2. THE AMOUNT OF PUNITIVE DAMAGES
Once the jury understands the “purely public” purpose of punitive damages, it is then time to turn to the amount of punitive damages to assess. While the guidelines for the assessment of punitive damages vary to some degree in each state, they are generally the following: 1.) the reprehensibility of the defendant’s conduct, 2.) the amount of punitive damages which will have a deterrent effect on the defendant in light of the defendant’s financial condition; and 3.) the punitive damages must bear a reasonable relation to the injury, harm, or damage actually suffered by the plaintiff.
Naturally, the evidence under each of these guidelines will largely depend on the facts of a given case as to the reprehensibility of the conduct, the defendant’s financial condition, and the plaintiff’s actual injury. These facts must be presented in evidence and then argued to the jury. But in addition to these general guidelines, there are other authorities that speak more specifically to the amount of punitive damages. Take the following jury instruction:

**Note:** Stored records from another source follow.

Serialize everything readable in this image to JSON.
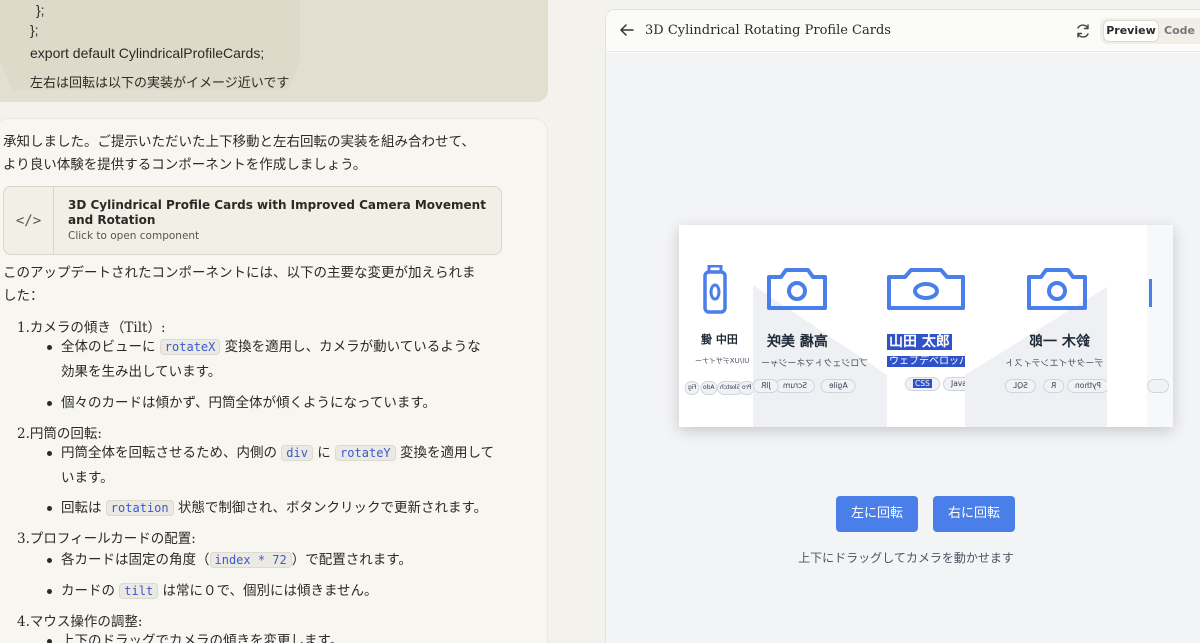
{
  "colors": {
    "accent": "#4a7ee8",
    "card_icon": "#4a7ee8",
    "code_text": "#3a5bd0",
    "highlight": "#2f52c9"
  },
  "chat": {
    "code_lines": [
      "};",
      "};",
      "export default CylindricalProfileCards;"
    ],
    "user_message": "左右は回転は以下の実装がイメージ近いです",
    "intro_1": "承知しました。ご提示いただいた上下移動と左右回転の実装を組み合わせて、",
    "intro_2": "より良い体験を提供するコンポーネントを作成しましょう。",
    "artifact": {
      "icon": "code-icon",
      "icon_glyph": "</>",
      "title": "3D Cylindrical Profile Cards with Improved Camera Movement and Rotation",
      "subtitle": "Click to open component"
    },
    "summary_1": "このアップデートされたコンポーネントには、以下の主要な変更が加えられま",
    "summary_2": "した：",
    "sections": [
      {
        "num": "1.",
        "title": "カメラの傾き（Tilt）:",
        "bullets": [
          {
            "pre": "全体のビューに",
            "code": "rotateX",
            "post": "変換を適用し、カメラが動いているような",
            "cont": "効果を生み出しています。"
          },
          {
            "pre": "個々のカードは傾かず、円筒全体が傾くようになっています。"
          }
        ]
      },
      {
        "num": "2.",
        "title": "円筒の回転:",
        "bullets": [
          {
            "pre": "円筒全体を回転させるため、内側の",
            "code": "div",
            "mid": "に",
            "code2": "rotateY",
            "post": "変換を適用して",
            "cont": "います。"
          },
          {
            "pre": "回転は",
            "code": "rotation",
            "post": "状態で制御され、ボタンクリックで更新されます。"
          }
        ]
      },
      {
        "num": "3.",
        "title": "プロフィールカードの配置:",
        "bullets": [
          {
            "pre": "各カードは固定の角度（",
            "code": "index * 72",
            "post": "）で配置されます。"
          },
          {
            "pre": "カードの",
            "code": "tilt",
            "post": "は常に０で、個別には傾きません。"
          }
        ]
      },
      {
        "num": "4.",
        "title": "マウス操作の調整:",
        "bullets": [
          {
            "pre": "上下のドラッグでカメラの傾きを変更します。"
          }
        ]
      }
    ]
  },
  "preview": {
    "title": "3D Cylindrical Rotating Profile Cards",
    "tabs": {
      "preview": "Preview",
      "code": "Code"
    },
    "cards": [
      {
        "name": "田中 健",
        "role": "UI/UXデザイナー",
        "tags": [
          "Fig",
          "Ado",
          "Sketch",
          "Pro"
        ]
      },
      {
        "name": "高橋 美咲",
        "role": "プロジェクトマネージャー",
        "tags": [
          "Agile",
          "Scrum",
          "JIR"
        ]
      },
      {
        "name": "山田 太郎",
        "role": "ウェブデベロッパー",
        "tags": [
          "CSS",
          "Java"
        ]
      },
      {
        "name": "鈴木 一郎",
        "role": "データサイエンティスト",
        "tags": [
          "Python",
          "R",
          "SQL"
        ]
      }
    ],
    "buttons": {
      "rotate_left": "左に回転",
      "rotate_right": "右に回転"
    },
    "hint": "上下にドラッグしてカメラを動かせます"
  }
}
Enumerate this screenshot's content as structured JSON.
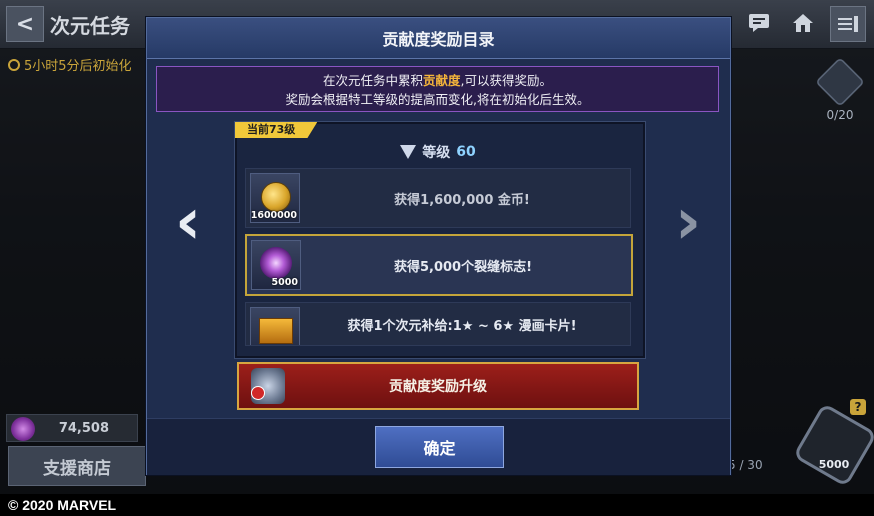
{
  "header": {
    "title": "次元任务"
  },
  "timer": {
    "text": "5小时5分后初始化"
  },
  "right_badge": {
    "count": "0/20"
  },
  "currency": {
    "amount": "74,508"
  },
  "support_shop": {
    "label": "支援商店"
  },
  "progress": {
    "label": "5 / 30"
  },
  "hex_reward": {
    "amount": "5000"
  },
  "modal": {
    "title": "贡献度奖励目录",
    "info": {
      "line1_pre": "在次元任务中累积",
      "line1_highlight": "贡献度",
      "line1_post": ",可以获得奖励。",
      "line2": "奖励会根据特工等级的提高而变化,将在初始化后生效。"
    },
    "current_tag": "当前73级",
    "level_label": "等级",
    "level_number": "60",
    "rewards": [
      {
        "icon": "gold-coin-icon",
        "qty": "1600000",
        "text": "获得1,600,000 金币!"
      },
      {
        "icon": "rift-mark-icon",
        "qty": "5000",
        "text": "获得5,000个裂缝标志!"
      },
      {
        "icon": "supply-chest-icon",
        "qty": "",
        "text": "获得1个次元补给:1★ ~ 6★ 漫画卡片!"
      }
    ],
    "upgrade_label": "贡献度奖励升级",
    "confirm_label": "确定",
    "arrow_left": "‹",
    "arrow_right": "›"
  },
  "footer": {
    "copyright": "© 2020 MARVEL"
  }
}
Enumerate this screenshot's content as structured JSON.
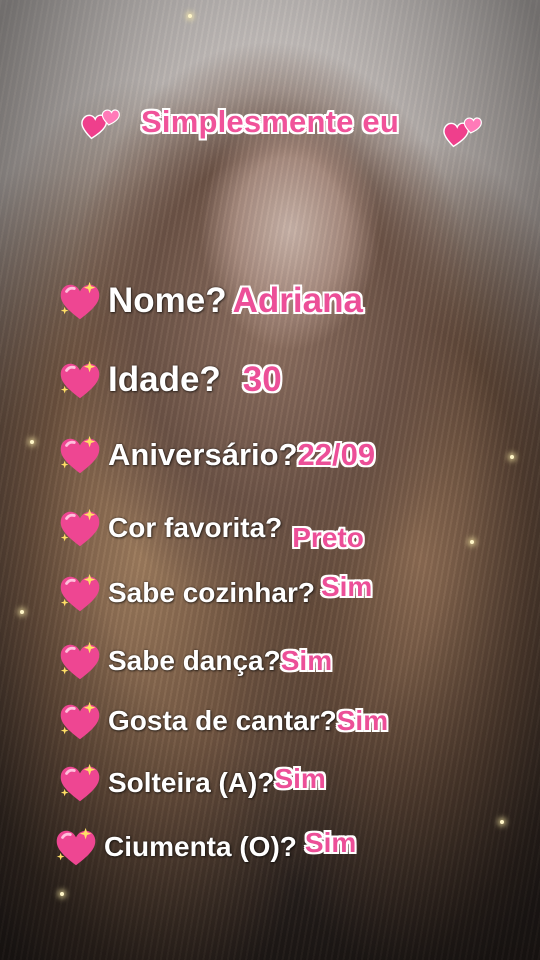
{
  "title": "Simplesmente eu",
  "questions": [
    {
      "q": "Nome?",
      "a": "Adriana"
    },
    {
      "q": "Idade?",
      "a": "30"
    },
    {
      "q": "Aniversário?",
      "a": "22/09"
    },
    {
      "q": "Cor favorita?",
      "a": "Preto"
    },
    {
      "q": "Sabe cozinhar?",
      "a": "Sim"
    },
    {
      "q": "Sabe dança?",
      "a": "Sim"
    },
    {
      "q": "Gosta de cantar?",
      "a": "Sim"
    },
    {
      "q": "Solteira (A)?",
      "a": "Sim"
    },
    {
      "q": "Ciumenta (O)?",
      "a": "Sim"
    }
  ],
  "icons": {
    "title_icon": "two-hearts-icon",
    "row_icon": "sparkling-heart-icon"
  },
  "colors": {
    "answer_pink": "#ec4f98",
    "question_white": "#ffffff"
  }
}
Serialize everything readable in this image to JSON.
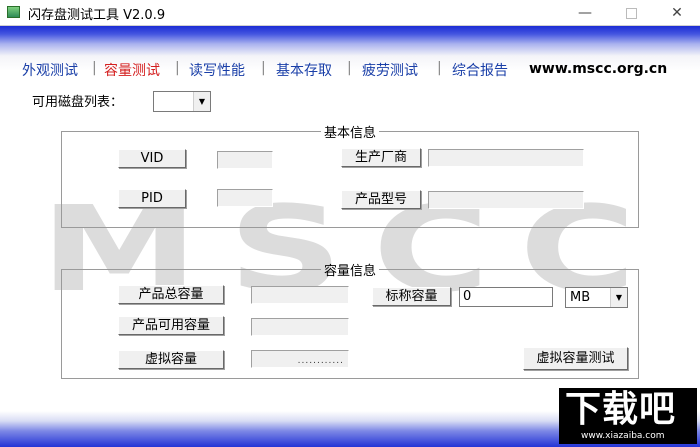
{
  "window": {
    "title": "闪存盘测试工具  V2.0.9"
  },
  "nav": {
    "items": [
      {
        "label": "外观测试",
        "active": false
      },
      {
        "label": "容量测试",
        "active": true
      },
      {
        "label": "读写性能",
        "active": false
      },
      {
        "label": "基本存取",
        "active": false
      },
      {
        "label": "疲劳测试",
        "active": false
      },
      {
        "label": "综合报告",
        "active": false
      }
    ],
    "website": "www.mscc.org.cn"
  },
  "watermark": "MSCC",
  "disk_list": {
    "label": "可用磁盘列表：",
    "value": ""
  },
  "basic_info": {
    "title": "基本信息",
    "vid_label": "VID",
    "pid_label": "PID",
    "vendor_label": "生产厂商",
    "model_label": "产品型号",
    "vid_value": "",
    "pid_value": "",
    "vendor_value": "",
    "model_value": ""
  },
  "capacity_info": {
    "title": "容量信息",
    "total_label": "产品总容量",
    "available_label": "产品可用容量",
    "virtual_label": "虚拟容量",
    "nominal_label": "标称容量",
    "nominal_value": "0",
    "unit_value": "MB",
    "virtual_test_label": "虚拟容量测试",
    "virtual_dots": "............"
  },
  "badge": {
    "main": "下载吧",
    "sub": "www.xiazaiba.com"
  }
}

“In determining the amount of punitive damages to be assessed against a defendant, you may consider the following factors: One factor is the particular nature of the defendant’s conduct.Different acts may be of varying degrees of reprehensibility, and the more reprehensible the act, the greater the appropriate punishment. Another factor to be considered is the wealth of the defendant. The function of deterrence and punishment will have little effect if the wealth of the defendant allows it to absorb the award with little or no discomfort.” (Neal v. Farmers Ins. Exchange (1978) 21 Cal.3d 910, 928) (emphasis added).
These jury instructions convey credibility to your argument on the amount of punitive damages the jury should award. In other words, the jury should be told that the law requires a greater punitive damage award where the conduct is particularly reprehensible, and that the law requires that the amount the jury awards in punitive damage must cause some financial “discomfort”, in order to serve the public purpose of deterrence as discussed earlier. Naturally, determining what amount will cause the appropriate “discomfort” will depend on the financial condition of the HMO. This concept is further set forth in another jury instruction:
“The wealthier the wrongdoing defendant, the larger the award of punitive damages needs to be in order to accomplish the objectives of punishment and deterrence of such conduct in the future” (Adams v. Murakami, (1991) 54 Cal.3d 105, 110) (emphasis added).
Comparisons between an wrongdoing individual with a net worth of $50,000 and a wrongdoing HMO with a net worth of $10 billion should also be demonstrated for the jury. For example, a punitive award of five percent of the individual’s $50,000 amounts to $2,500. Yet, the same five percent award of the HMO’s $10 billion amounts to $500 million.
Finally, defense counsel will undoubtedly attempt to avoid or minimize the punitive damage award by arguing that a large punitive damage award will result in higher health care costs for everyone. To prevent this argument in the first place, a jury instruction such as the following may be given:
“The [HMO defendant] must pay any punitive damage award from its assets or profits and cannot pass any punitive damage award on to its members in the form of increased premiums or charges” (Evidence Code §352; Accounting Statement 84-1, November 26, 1984, State of California Department of Insurance; Health and Safety Code §1342.5).
An instruction such as this should preclude, or at least diffuse, any argument by the defense that the punitive award will result in higher premiums for all. It will also alleviate any concerns the jury may have about the impact their award will have on future premiums.
Obtaining a favorable verdict that includes punitive damages against an HMO is no easy task. Hopefully, this article provides some insights that you can use during closing argument in an HMO bad faith case.